With no difference in form, there can only be a difference in essence. Yeah, I don't understand it either.
And ironically, Caulder's computer knows what he doesn't. The Chief cannot live in a vacuum. He needs the Doom Patrol.
The look on the Chief's face is priceless when he is called on it. He knows it too ... maybe he doesn't want to admit it, but he knows he needs them. To him, it is probably weakness that he needs them. But that silent panel is great, speaking volumes.
But with only a metaphysical cellular 'essence' standing in his way to co-opt Kryptonian power, the Chief is able to grasp it. He suddenly becomes Super-Chief. The flood of information ... sensations ... now that he has Kryptonian abilities seems too much to comprehend, to process even for a mind like Caulder's.
This read a bit like Morrison's Luthor at the end of All-Star Superman. Lex was bombarded when obtained Superman's capabilities as well. But there, Lex seemed to ascend. Here The Chief descends into madness. It was interesting for me to compare the two responses.
But insane and drunk with power, the Chief lashes out at those he feels have betrayed him.
In short order the Chief immolates Larry, beheads Cliff, and bisects Rita.
Brutal and scary. How the heck did we win a war with 100K of people like this?
The Negative being rushes to a spare Larry-body the Chief has held in stasis. Cliff's head and brain are still operable. Rita has no internal organs but is on the ground. It is amazing that they all survive. But that survival also takes away some of the ability of Giffen to create suspense in the future. If the Doom Patrol can survive this, what can't they survive? What cliffhanger will now leave me hanging, worried about the team?
I suppose the Chief could finish them off but he doesn't. Maybe some of that unrecognized, unacknowledged love for his friends is still in there despite the madness.
An insane Chief with Kryptonian powers is a cool concept. But somehow this felt a little premature for this to play out in the book. It took Grant Morrison over 3 years before he showed Caulder's true colors, showed him to be the villain he was. Here we are only at issue #14. How do you come back from this storyline with the Chief still part of the book? Why would any of the team let him back into their lives? I like the friction between the Chief and the team ... but not like this.
Of course, with poor sales it might be now or never for Giffen. This is a good issue NOW. I'll have to worry about the future of the title later.
And I am enjoying this title. It isn't Morrison's Doom Patrol, a run revered by me. But it is a good version of the Doom Patrol and I can't ask for more than that.

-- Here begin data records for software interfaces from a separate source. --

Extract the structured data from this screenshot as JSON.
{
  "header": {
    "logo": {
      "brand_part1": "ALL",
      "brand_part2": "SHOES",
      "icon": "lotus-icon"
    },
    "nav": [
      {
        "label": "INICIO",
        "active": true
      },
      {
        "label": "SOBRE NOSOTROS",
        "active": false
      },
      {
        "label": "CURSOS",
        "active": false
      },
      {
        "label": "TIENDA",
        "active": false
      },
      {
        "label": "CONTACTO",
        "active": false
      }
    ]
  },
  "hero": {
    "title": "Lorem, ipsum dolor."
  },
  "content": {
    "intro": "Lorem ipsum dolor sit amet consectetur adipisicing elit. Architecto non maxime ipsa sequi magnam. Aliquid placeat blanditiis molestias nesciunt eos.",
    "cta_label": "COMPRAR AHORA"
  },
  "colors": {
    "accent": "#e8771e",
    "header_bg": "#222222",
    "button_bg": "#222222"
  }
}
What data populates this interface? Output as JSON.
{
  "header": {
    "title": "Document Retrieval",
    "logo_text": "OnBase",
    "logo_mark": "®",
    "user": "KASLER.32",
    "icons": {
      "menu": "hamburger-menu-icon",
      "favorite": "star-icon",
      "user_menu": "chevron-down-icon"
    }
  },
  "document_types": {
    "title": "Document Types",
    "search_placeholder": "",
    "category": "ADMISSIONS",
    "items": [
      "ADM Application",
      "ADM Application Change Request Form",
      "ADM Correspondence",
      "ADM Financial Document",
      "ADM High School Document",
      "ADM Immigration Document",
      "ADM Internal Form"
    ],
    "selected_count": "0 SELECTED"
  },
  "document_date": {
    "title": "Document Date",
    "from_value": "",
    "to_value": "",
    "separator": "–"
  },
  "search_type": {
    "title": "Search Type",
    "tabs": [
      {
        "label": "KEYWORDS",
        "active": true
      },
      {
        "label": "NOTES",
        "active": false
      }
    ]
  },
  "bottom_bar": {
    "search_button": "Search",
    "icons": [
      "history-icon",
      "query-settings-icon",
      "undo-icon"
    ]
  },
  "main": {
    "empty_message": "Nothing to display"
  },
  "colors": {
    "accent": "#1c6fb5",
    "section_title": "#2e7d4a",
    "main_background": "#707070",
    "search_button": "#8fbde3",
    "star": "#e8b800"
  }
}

The mixed art of Matthew Clark and Ron Randall is fine here, although Clark's line work is a bit more suited for the warped world of this book. That vivesection scene was gruesome.